Like ... "Lord You are good and Your mercy endureth forever"?
Yeah, we sing "endures" and no one misses the eth!!! In fact, "Your mercy endureth" could very well say "irrelevant" to many people in our culture today (which is ironic given the original intent of the declaration). If we want to declare God's place in the world today, it might be good to eliminate some of the King's English.
I have a great respect for the hymns of the church by the way.
But is this really so different from when the Bible was in Latin when no one spoke Latin? Let's keep the truth of God accessible.
In singing today's music I would prefer not to have the thees and thous and arts in the songs.
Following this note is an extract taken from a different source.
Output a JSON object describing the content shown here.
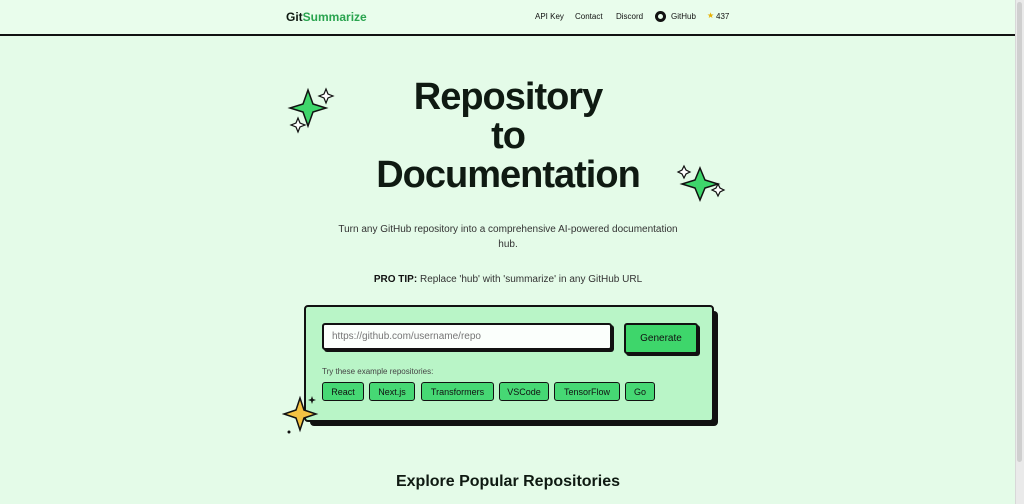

Now we sing hymns sometimes mixed with our other songs and if they have the thees and thous in them then we sing them.
I would have to say that I agree as far as today's songs go that they use everyday language but as far as the old classic hymns of the earlier church, let them be sung as written - just my preference.
This is a very good discussion and we should not deal too lightly with it. Although we as Christians might have a preference we also need to consider what effect such archaic language has on non-Christians. Over the last century or two our language has changed considerably and we no longer speak or write as the writers of these hymns spoke or wrote; and if I felt that singing such words could put any sort of 'stumbling block' in the way of non-Christians, then I would have no hesitation in changing the pronouns and suffixes. Likewise, I never, ever quote the KJV version to anyone, not even to Christians. Why would I want to sing or speak to people about the most important news in the history of mankind, in a style of language that they themselves don't speak or write? The answer is, I wouldn't! I would want to witness to my faith in words that are easy, clear and colloquial for my listeners to follow. Our Message is far too important to let anything stand in the way of communicating it clearly and simply to others, whether this be through song or the spoken word.